BENNETT: Will you tell everybody where they can get your new book?
LOTT: It's available in most places. I think it's relatively inexpensive at Amazon, and they can go and check out our website at crimeresearch.org.
For over a quarter century, Dawn Bennett has been successfully guiding clients through the complexities of wealth management. Her unique vision and insight into market trends makes Bennett a much sought after expert resource with regular appearances on Fox News Channel, CNBC, Bloomberg TV, and MSNBC as well as being featured in Business Week, Fortune, The NY Times, The NY Sun, Washington Business Journal in addition to her highly regarded weekly talk radio program - Financial Mythbusting. Through prudent and thoughtful advice, Dawn Bennett has strived to consistently provide the highest quality of guidance.
About Dawn Bennett
Dawn Bennett is CEO and Founder of Bennett Group Financial Services. She hosts a national radio program called Financial Myth Busting http://www.financialmythbusting.com.
She discusses educational topics and events in the financial news, along with her thoughts on the economy, financial markets, investments, and more with her live guests, who have included rock legend Ted Nugent, as well as Steve Forbes and Grover Norquist. Listeners can call 855-884-DAWN a as well as take podcasts on the road and forums for interaction.

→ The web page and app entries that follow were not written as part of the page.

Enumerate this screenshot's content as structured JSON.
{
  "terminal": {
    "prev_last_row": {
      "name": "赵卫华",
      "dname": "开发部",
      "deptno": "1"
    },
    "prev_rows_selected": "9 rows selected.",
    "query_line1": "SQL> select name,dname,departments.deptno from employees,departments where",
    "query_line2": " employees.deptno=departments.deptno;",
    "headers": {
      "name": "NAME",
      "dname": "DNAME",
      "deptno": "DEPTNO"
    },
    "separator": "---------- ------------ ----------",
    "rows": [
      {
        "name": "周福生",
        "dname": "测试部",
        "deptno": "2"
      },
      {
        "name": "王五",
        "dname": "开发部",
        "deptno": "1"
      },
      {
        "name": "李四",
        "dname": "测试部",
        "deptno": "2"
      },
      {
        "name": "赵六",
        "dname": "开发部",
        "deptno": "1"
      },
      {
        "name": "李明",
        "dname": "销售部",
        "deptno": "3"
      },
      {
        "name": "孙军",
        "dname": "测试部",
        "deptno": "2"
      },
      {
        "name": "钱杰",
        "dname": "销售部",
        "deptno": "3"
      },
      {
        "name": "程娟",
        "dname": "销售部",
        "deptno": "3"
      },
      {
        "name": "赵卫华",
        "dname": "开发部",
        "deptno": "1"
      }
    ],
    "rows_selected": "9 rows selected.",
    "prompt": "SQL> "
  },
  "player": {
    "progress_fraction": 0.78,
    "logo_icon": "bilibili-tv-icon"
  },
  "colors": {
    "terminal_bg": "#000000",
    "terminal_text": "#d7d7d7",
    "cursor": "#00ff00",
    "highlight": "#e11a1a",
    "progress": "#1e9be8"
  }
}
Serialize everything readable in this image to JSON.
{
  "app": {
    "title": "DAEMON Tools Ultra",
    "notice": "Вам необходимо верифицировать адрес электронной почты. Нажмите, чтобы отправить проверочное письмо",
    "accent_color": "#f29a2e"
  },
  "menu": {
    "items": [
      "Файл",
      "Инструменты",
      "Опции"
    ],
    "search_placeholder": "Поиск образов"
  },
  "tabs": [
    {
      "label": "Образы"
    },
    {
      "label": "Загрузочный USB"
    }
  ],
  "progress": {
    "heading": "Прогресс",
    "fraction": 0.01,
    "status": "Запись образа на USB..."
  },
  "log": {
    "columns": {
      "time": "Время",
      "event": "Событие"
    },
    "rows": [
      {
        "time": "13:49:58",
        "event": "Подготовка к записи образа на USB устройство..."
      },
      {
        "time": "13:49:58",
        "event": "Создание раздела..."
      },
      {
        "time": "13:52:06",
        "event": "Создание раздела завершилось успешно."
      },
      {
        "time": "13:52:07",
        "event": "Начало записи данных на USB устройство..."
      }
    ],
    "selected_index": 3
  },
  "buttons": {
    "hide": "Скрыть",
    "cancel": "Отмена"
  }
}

She can be reached on Twitter @DawnBennettFMB or on Facebook Financial Myth Busting with Dawn Bennett.